The Host / Gwoemul (dir. Bong Joon-ho, 2006) – A family of four will do anything to rescue their youngest, from the monster that has risen from the depths of Han River.
Far exceeding the purpose of monstrous chaos, the creature feature finds heart in a moving story of a dysfunctional family’s last shot at redemption.
Eco-degradation has serious consequences. The Host personifies the danger into a living creature, whose mutation had resulted from chemical toxins that were irresponsibly dumped into Seoul’s Han River. With no purpose beyond destruction, the monster ravages the city and stores its human prey for food. Among its kidnapped victims is Hyun-seo (Ko Ah-sung), whose family would do anything to get her back.
As with how the World War’s nuclear anxieties had birthed Gojira back in 1954, the inspiration behind Gwoemul is also found in a real-world incident. In 2002, a South Korean employee of the U.S. military poured 20 gallons of formaldehyde into the same river, leading to anti-American protests by various environmentalist groups.
With its literal monster that also led onto demonstrations, The Host clearly satirises the scandal. But the social critique is outshone by the familial drama at its heart. The monster’s victim has a loving family, if dysfunctional amongst its adult relations. Her father Park Gang-doo (Song Kang-ho) is despised for his underachieving demeanour and ineptitude in his work, even if he does his best in fatherhood.
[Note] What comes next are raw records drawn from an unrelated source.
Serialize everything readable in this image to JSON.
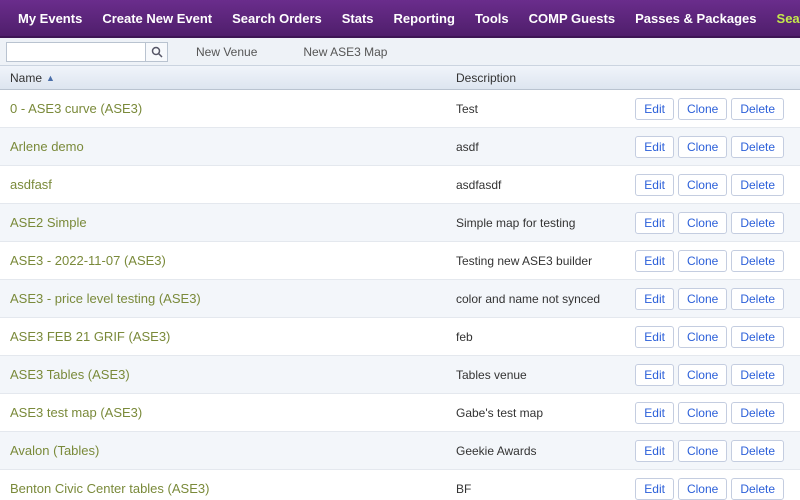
{
  "nav": {
    "items": [
      {
        "label": "My Events",
        "active": false
      },
      {
        "label": "Create New Event",
        "active": false
      },
      {
        "label": "Search Orders",
        "active": false
      },
      {
        "label": "Stats",
        "active": false
      },
      {
        "label": "Reporting",
        "active": false
      },
      {
        "label": "Tools",
        "active": false
      },
      {
        "label": "COMP Guests",
        "active": false
      },
      {
        "label": "Passes & Packages",
        "active": false
      },
      {
        "label": "Seating Maps",
        "active": true
      }
    ]
  },
  "toolbar": {
    "search_value": "",
    "new_venue": "New Venue",
    "new_map": "New ASE3 Map"
  },
  "grid": {
    "headers": {
      "name": "Name",
      "description": "Description"
    },
    "action_labels": {
      "edit": "Edit",
      "clone": "Clone",
      "delete": "Delete"
    },
    "rows": [
      {
        "name": "0 - ASE3 curve (ASE3)",
        "description": "Test"
      },
      {
        "name": "Arlene demo",
        "description": "asdf"
      },
      {
        "name": "asdfasf",
        "description": "asdfasdf"
      },
      {
        "name": "ASE2 Simple",
        "description": "Simple map for testing"
      },
      {
        "name": "ASE3 - 2022-11-07 (ASE3)",
        "description": "Testing new ASE3 builder"
      },
      {
        "name": "ASE3 - price level testing (ASE3)",
        "description": "color and name not synced"
      },
      {
        "name": "ASE3 FEB 21 GRIF (ASE3)",
        "description": "feb"
      },
      {
        "name": "ASE3 Tables (ASE3)",
        "description": "Tables venue"
      },
      {
        "name": "ASE3 test map (ASE3)",
        "description": "Gabe's test map"
      },
      {
        "name": "Avalon (Tables)",
        "description": "Geekie Awards"
      },
      {
        "name": "Benton Civic Center tables (ASE3)",
        "description": "BF"
      }
    ]
  }
}
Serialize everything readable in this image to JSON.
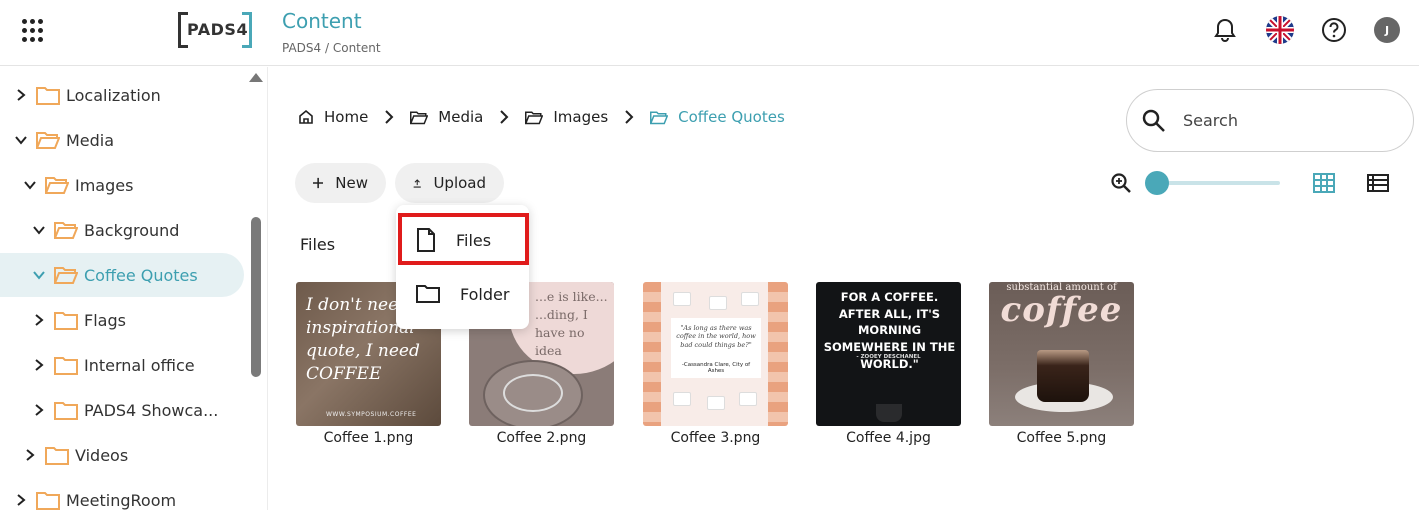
{
  "header": {
    "logo_text": "PADS4",
    "page_title": "Content",
    "breadcrumb": "PADS4  /  Content",
    "avatar_initial": "J"
  },
  "sidebar": {
    "items": [
      {
        "label": "Localization",
        "state": "collapsed"
      },
      {
        "label": "Media",
        "state": "expanded"
      },
      {
        "label": "Images",
        "state": "expanded"
      },
      {
        "label": "Background",
        "state": "expanded"
      },
      {
        "label": "Coffee Quotes",
        "state": "expanded",
        "selected": true
      },
      {
        "label": "Flags",
        "state": "collapsed"
      },
      {
        "label": "Internal office",
        "state": "collapsed"
      },
      {
        "label": "PADS4 Showca...",
        "state": "collapsed"
      },
      {
        "label": "Videos",
        "state": "collapsed"
      },
      {
        "label": "MeetingRoom",
        "state": "collapsed"
      }
    ]
  },
  "breadcrumb": {
    "home": "Home",
    "media": "Media",
    "images": "Images",
    "current": "Coffee Quotes"
  },
  "search": {
    "placeholder": "Search"
  },
  "toolbar": {
    "new_label": "New",
    "upload_label": "Upload"
  },
  "upload_menu": {
    "files_label": "Files",
    "folder_label": "Folder"
  },
  "files": {
    "section_label": "Files",
    "items": [
      {
        "name": "Coffee 1.png",
        "preview_text": "I don't need inspirational quote, I need COFFEE",
        "preview_footer": "WWW.SYMPOSIUM.COFFEE"
      },
      {
        "name": "Coffee 2.png",
        "preview_text": "...e is like... ...ding, I have no idea"
      },
      {
        "name": "Coffee 3.png",
        "preview_text": "\"As long as there was coffee in the world, how bad could things be?\"",
        "preview_footer": "-Cassandra Clare, City of Ashes"
      },
      {
        "name": "Coffee 4.jpg",
        "preview_text": "FOR A COFFEE. AFTER ALL, IT'S MORNING SOMEWHERE IN THE WORLD.\"",
        "preview_footer": "- ZOOEY DESCHANEL"
      },
      {
        "name": "Coffee 5.png",
        "preview_text": "substantial amount of",
        "preview_big": "coffee"
      }
    ]
  },
  "colors": {
    "accent": "#3d9fb0",
    "highlight": "#e01b1b",
    "folder": "#f0a85a"
  }
}
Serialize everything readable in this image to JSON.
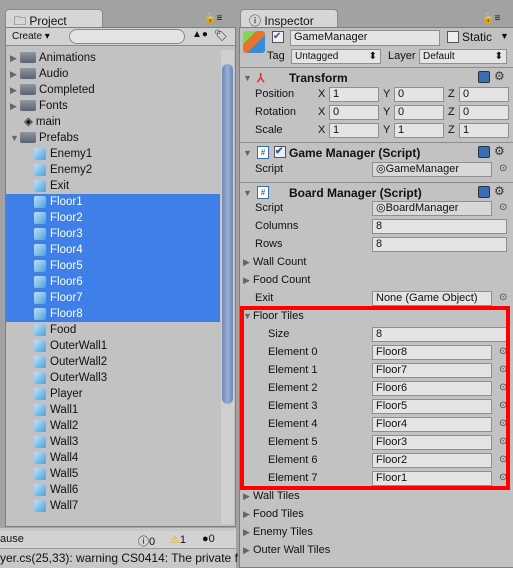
{
  "project": {
    "tab": "Project",
    "create": "Create ▾",
    "search_placeholder": "",
    "items": [
      {
        "label": "Animations",
        "type": "folder",
        "indent": 0,
        "arrow": "▶"
      },
      {
        "label": "Audio",
        "type": "folder",
        "indent": 0,
        "arrow": "▶"
      },
      {
        "label": "Completed",
        "type": "folder",
        "indent": 0,
        "arrow": "▶"
      },
      {
        "label": "Fonts",
        "type": "folder",
        "indent": 0,
        "arrow": "▶"
      },
      {
        "label": "main",
        "type": "unity",
        "indent": 0,
        "arrow": ""
      },
      {
        "label": "Prefabs",
        "type": "folder",
        "indent": 0,
        "arrow": "▼"
      },
      {
        "label": "Enemy1",
        "type": "prefab",
        "indent": 1
      },
      {
        "label": "Enemy2",
        "type": "prefab",
        "indent": 1
      },
      {
        "label": "Exit",
        "type": "prefab",
        "indent": 1
      },
      {
        "label": "Floor1",
        "type": "prefab",
        "indent": 1,
        "selected": true
      },
      {
        "label": "Floor2",
        "type": "prefab",
        "indent": 1,
        "selected": true
      },
      {
        "label": "Floor3",
        "type": "prefab",
        "indent": 1,
        "selected": true
      },
      {
        "label": "Floor4",
        "type": "prefab",
        "indent": 1,
        "selected": true
      },
      {
        "label": "Floor5",
        "type": "prefab",
        "indent": 1,
        "selected": true
      },
      {
        "label": "Floor6",
        "type": "prefab",
        "indent": 1,
        "selected": true
      },
      {
        "label": "Floor7",
        "type": "prefab",
        "indent": 1,
        "selected": true
      },
      {
        "label": "Floor8",
        "type": "prefab",
        "indent": 1,
        "selected": true
      },
      {
        "label": "Food",
        "type": "prefab",
        "indent": 1
      },
      {
        "label": "OuterWall1",
        "type": "prefab",
        "indent": 1
      },
      {
        "label": "OuterWall2",
        "type": "prefab",
        "indent": 1
      },
      {
        "label": "OuterWall3",
        "type": "prefab",
        "indent": 1
      },
      {
        "label": "Player",
        "type": "prefab",
        "indent": 1
      },
      {
        "label": "Wall1",
        "type": "prefab",
        "indent": 1
      },
      {
        "label": "Wall2",
        "type": "prefab",
        "indent": 1
      },
      {
        "label": "Wall3",
        "type": "prefab",
        "indent": 1
      },
      {
        "label": "Wall4",
        "type": "prefab",
        "indent": 1
      },
      {
        "label": "Wall5",
        "type": "prefab",
        "indent": 1
      },
      {
        "label": "Wall6",
        "type": "prefab",
        "indent": 1
      },
      {
        "label": "Wall7",
        "type": "prefab",
        "indent": 1
      }
    ]
  },
  "console": {
    "pause": "ause",
    "info_count": "0",
    "warn_count": "1",
    "error_count": "0",
    "message": "yer.cs(25,33): warning CS0414: The private f"
  },
  "inspector": {
    "tab": "Inspector",
    "object_name": "GameManager",
    "static": "Static",
    "tag_label": "Tag",
    "tag": "Untagged",
    "layer_label": "Layer",
    "layer": "Default",
    "transform": {
      "title": "Transform",
      "rows": [
        {
          "label": "Position",
          "x": "1",
          "y": "0",
          "z": "0"
        },
        {
          "label": "Rotation",
          "x": "0",
          "y": "0",
          "z": "0"
        },
        {
          "label": "Scale",
          "x": "1",
          "y": "1",
          "z": "1"
        }
      ]
    },
    "game_manager": {
      "title": "Game Manager (Script)",
      "script_label": "Script",
      "script": "GameManager"
    },
    "board_manager": {
      "title": "Board Manager (Script)",
      "script_label": "Script",
      "script": "BoardManager",
      "columns_label": "Columns",
      "columns": "8",
      "rows_label": "Rows",
      "rows": "8",
      "wall_count": "Wall Count",
      "food_count": "Food Count",
      "exit_label": "Exit",
      "exit": "None (Game Object)",
      "floor_tiles": "Floor Tiles",
      "size_label": "Size",
      "size": "8",
      "elements": [
        {
          "label": "Element 0",
          "value": "Floor8"
        },
        {
          "label": "Element 1",
          "value": "Floor7"
        },
        {
          "label": "Element 2",
          "value": "Floor6"
        },
        {
          "label": "Element 3",
          "value": "Floor5"
        },
        {
          "label": "Element 4",
          "value": "Floor4"
        },
        {
          "label": "Element 5",
          "value": "Floor3"
        },
        {
          "label": "Element 6",
          "value": "Floor2"
        },
        {
          "label": "Element 7",
          "value": "Floor1"
        }
      ],
      "collapsed": [
        "Wall Tiles",
        "Food Tiles",
        "Enemy Tiles",
        "Outer Wall Tiles"
      ]
    }
  },
  "colors": {
    "selection": "#3e7fe8",
    "highlight": "#ff0000"
  }
}
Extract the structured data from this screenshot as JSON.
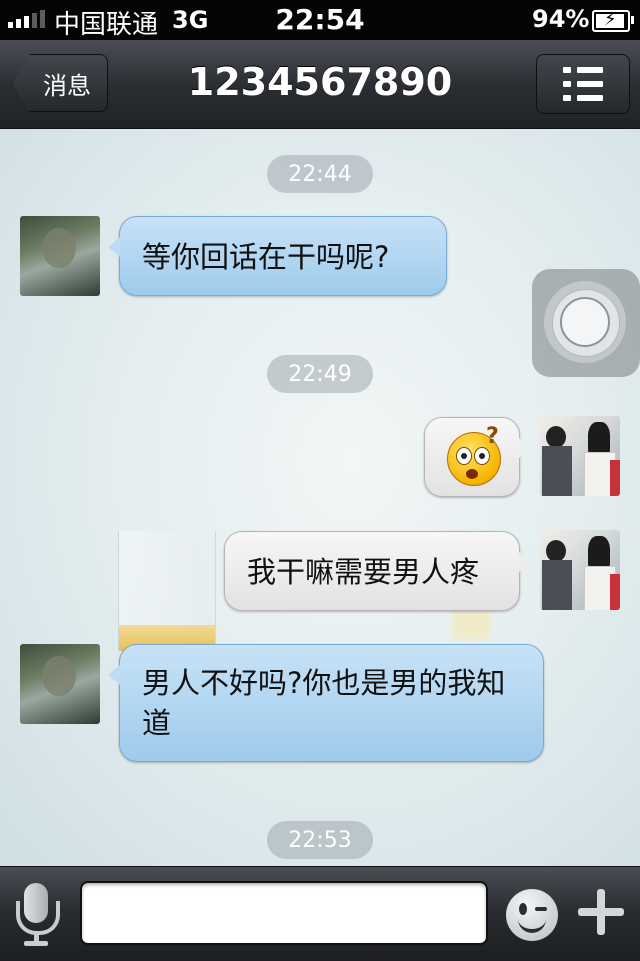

His estranged siblings Nam-Il (Park Hae-Il) and Nam-Joo (Bae Doo-na) make the animosity clear. Only Hee-Bong (Byun Hee-Bong) stands by his son, having seen his pains and earnestness, where the others could not. It is only when young Hyun-seo vanishes that all four are forced to understand each other, and reconcile for the dangerous rescue.
Superb characterisation easily draws emotional connection to the accidental heroes. Their sometimes vexatious flaws humanise them as genuine, and imperfect but with good intentions. Having the monster always at close quarters also sustains discernible peril, though true menace is often human in nature too.
Determined to keep the true origins of the toxins secret, the South Korean government has purported the monster as a host of a fatal virus, so that they may put witnesses in quarantine. The Park family then becomes the target of the Government for not following the quarantine orders and suspecting the official word.
They were right, of course. The spread of paranoia is nothing but a distraction to quell questions. But apathy towards eco-damage allows this easy untruth to spread, protecting politicians to the detriment of the citizenry.
Bureaucracy takes a hit in this layered tale, concerned with more than simply evoking dread. By finding a humane arc in what had begun as a creature feature, The Host assaults with surprisingly sharp purpose and relevance, leaving a powerful dent in its wake.